Nothing but the records, repeated word for word and free of pictures, belongs in the answer.

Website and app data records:
━━━━━━

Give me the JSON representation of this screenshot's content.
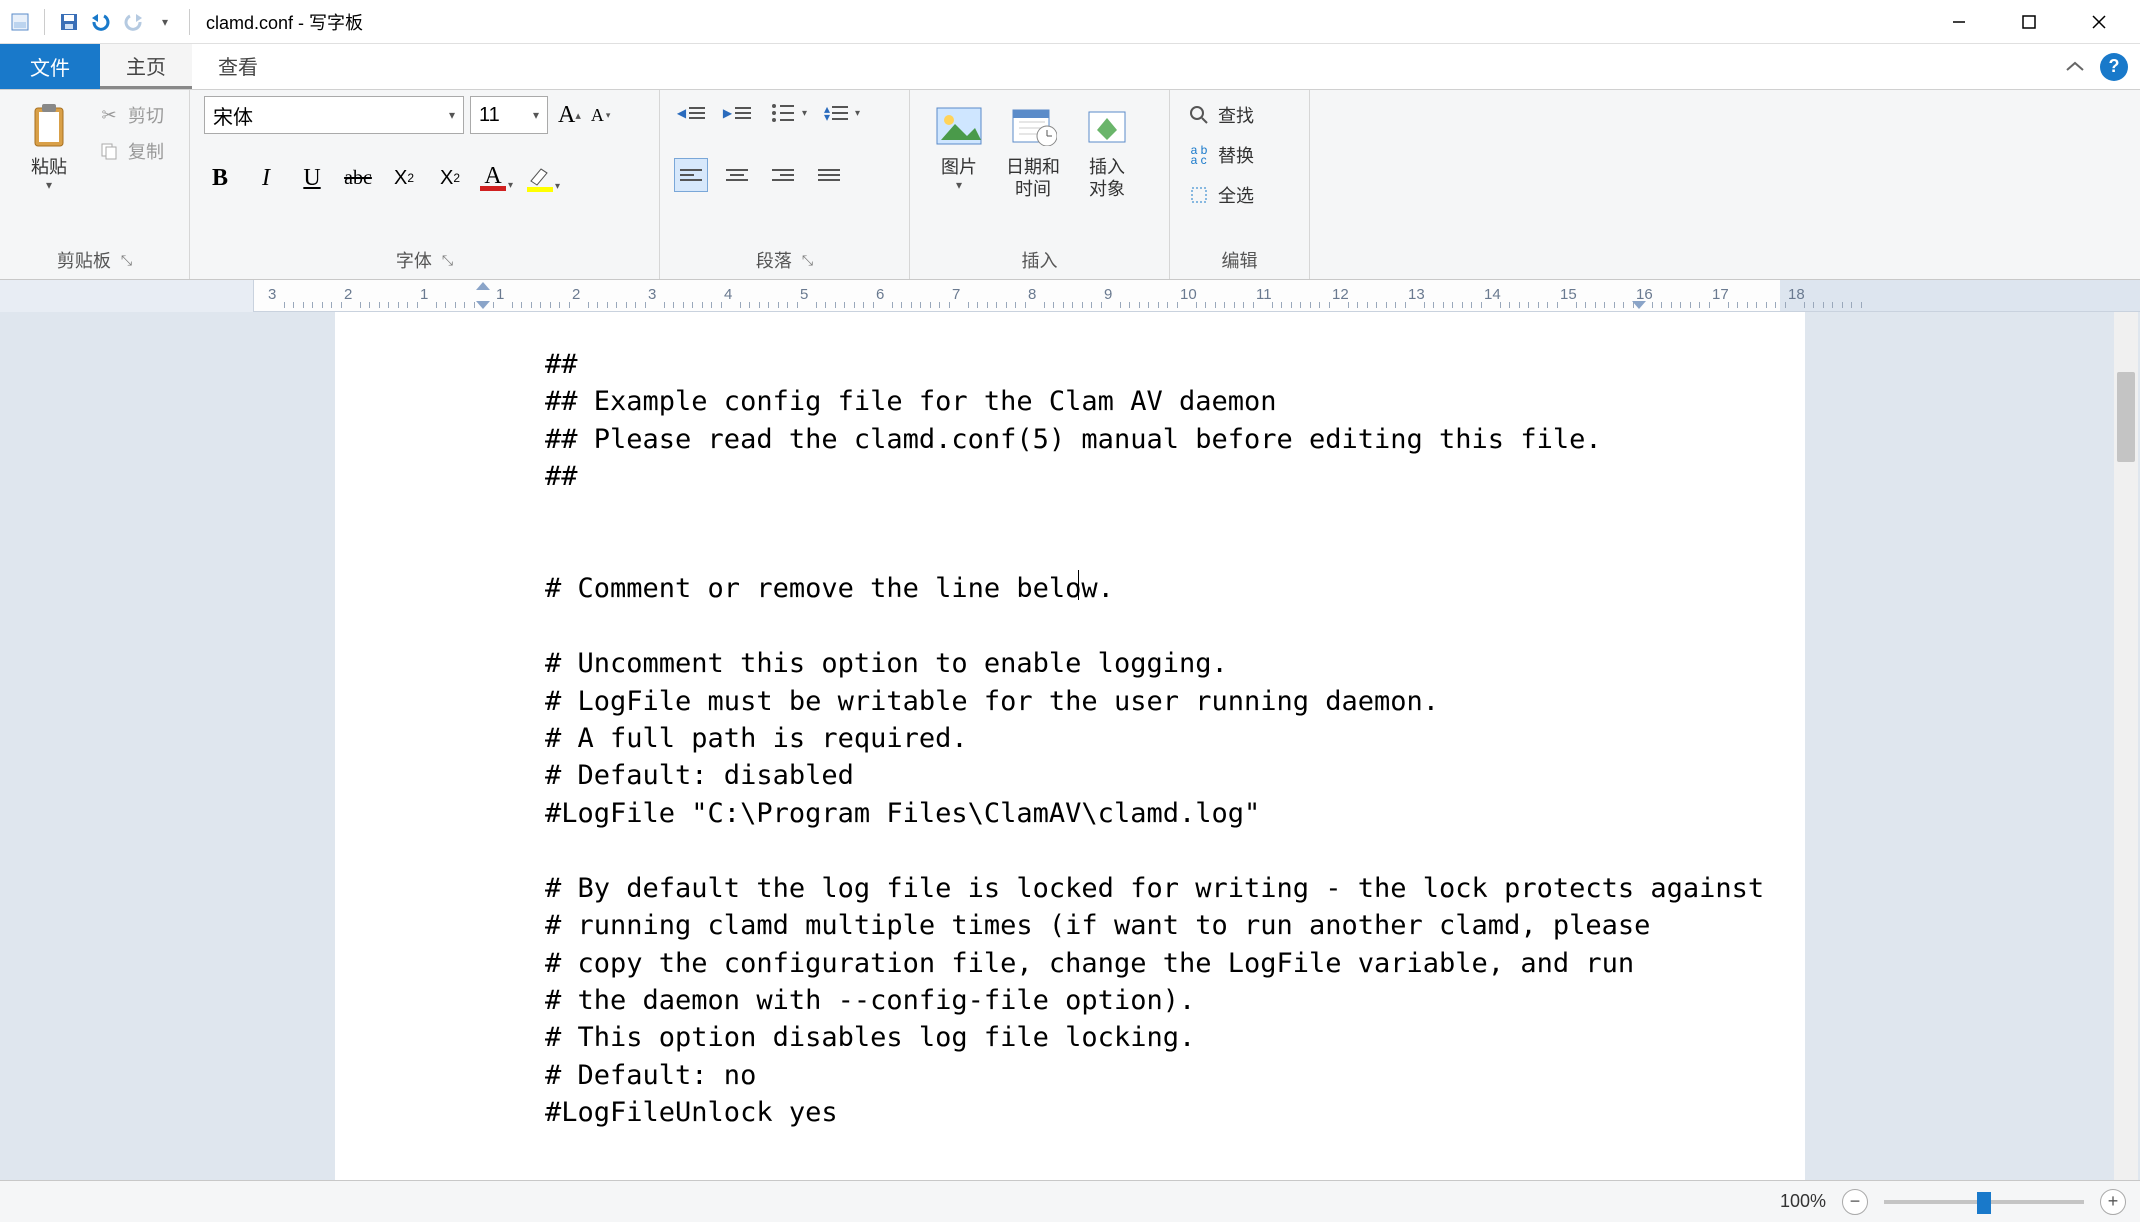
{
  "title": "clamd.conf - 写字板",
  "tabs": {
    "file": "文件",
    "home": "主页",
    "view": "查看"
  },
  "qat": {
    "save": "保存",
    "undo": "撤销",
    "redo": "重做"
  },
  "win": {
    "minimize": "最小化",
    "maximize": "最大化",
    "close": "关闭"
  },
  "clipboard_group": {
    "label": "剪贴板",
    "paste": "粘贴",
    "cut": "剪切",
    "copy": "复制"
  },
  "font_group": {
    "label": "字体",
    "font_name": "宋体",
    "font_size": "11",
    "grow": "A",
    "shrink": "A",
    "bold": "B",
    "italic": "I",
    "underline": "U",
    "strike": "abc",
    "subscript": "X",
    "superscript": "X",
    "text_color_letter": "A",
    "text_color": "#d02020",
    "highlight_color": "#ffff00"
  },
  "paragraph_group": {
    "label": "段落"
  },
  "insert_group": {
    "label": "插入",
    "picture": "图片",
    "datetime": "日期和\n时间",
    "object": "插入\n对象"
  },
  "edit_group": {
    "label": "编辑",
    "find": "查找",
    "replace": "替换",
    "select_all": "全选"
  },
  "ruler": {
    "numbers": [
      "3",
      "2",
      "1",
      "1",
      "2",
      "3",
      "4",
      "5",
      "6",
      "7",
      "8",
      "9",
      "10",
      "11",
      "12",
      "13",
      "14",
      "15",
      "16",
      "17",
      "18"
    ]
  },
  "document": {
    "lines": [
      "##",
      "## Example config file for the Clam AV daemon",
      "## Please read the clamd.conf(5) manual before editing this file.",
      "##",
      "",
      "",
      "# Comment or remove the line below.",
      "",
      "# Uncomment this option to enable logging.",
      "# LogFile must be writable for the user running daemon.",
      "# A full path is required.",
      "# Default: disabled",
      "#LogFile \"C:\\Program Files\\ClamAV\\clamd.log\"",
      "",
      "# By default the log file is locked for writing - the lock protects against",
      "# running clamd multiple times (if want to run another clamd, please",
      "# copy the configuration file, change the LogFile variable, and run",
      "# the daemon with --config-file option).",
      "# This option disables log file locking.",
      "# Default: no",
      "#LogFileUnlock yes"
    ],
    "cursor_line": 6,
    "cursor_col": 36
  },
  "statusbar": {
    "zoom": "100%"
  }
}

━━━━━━

* RESULT OF THE TASK *
Give me the JSON representation of this screenshot's content.
{
  "title": "clamd.conf - 写字板",
  "tabs": {
    "file": "文件",
    "home": "主页",
    "view": "查看"
  },
  "qat": {
    "save": "保存",
    "undo": "撤销",
    "redo": "重做"
  },
  "win": {
    "minimize": "最小化",
    "maximize": "最大化",
    "close": "关闭"
  },
  "clipboard_group": {
    "label": "剪贴板",
    "paste": "粘贴",
    "cut": "剪切",
    "copy": "复制"
  },
  "font_group": {
    "label": "字体",
    "font_name": "宋体",
    "font_size": "11",
    "grow": "A",
    "shrink": "A",
    "bold": "B",
    "italic": "I",
    "underline": "U",
    "strike": "abc",
    "subscript": "X",
    "superscript": "X",
    "text_color_letter": "A",
    "text_color": "#d02020",
    "highlight_color": "#ffff00"
  },
  "paragraph_group": {
    "label": "段落"
  },
  "insert_group": {
    "label": "插入",
    "picture": "图片",
    "datetime": "日期和\n时间",
    "object": "插入\n对象"
  },
  "edit_group": {
    "label": "编辑",
    "find": "查找",
    "replace": "替换",
    "select_all": "全选"
  },
  "ruler": {
    "numbers": [
      "3",
      "2",
      "1",
      "1",
      "2",
      "3",
      "4",
      "5",
      "6",
      "7",
      "8",
      "9",
      "10",
      "11",
      "12",
      "13",
      "14",
      "15",
      "16",
      "17",
      "18"
    ]
  },
  "document": {
    "lines": [
      "##",
      "## Example config file for the Clam AV daemon",
      "## Please read the clamd.conf(5) manual before editing this file.",
      "##",
      "",
      "",
      "# Comment or remove the line below.",
      "",
      "# Uncomment this option to enable logging.",
      "# LogFile must be writable for the user running daemon.",
      "# A full path is required.",
      "# Default: disabled",
      "#LogFile \"C:\\Program Files\\ClamAV\\clamd.log\"",
      "",
      "# By default the log file is locked for writing - the lock protects against",
      "# running clamd multiple times (if want to run another clamd, please",
      "# copy the configuration file, change the LogFile variable, and run",
      "# the daemon with --config-file option).",
      "# This option disables log file locking.",
      "# Default: no",
      "#LogFileUnlock yes"
    ],
    "cursor_line": 6,
    "cursor_col": 36
  },
  "statusbar": {
    "zoom": "100%"
  }
}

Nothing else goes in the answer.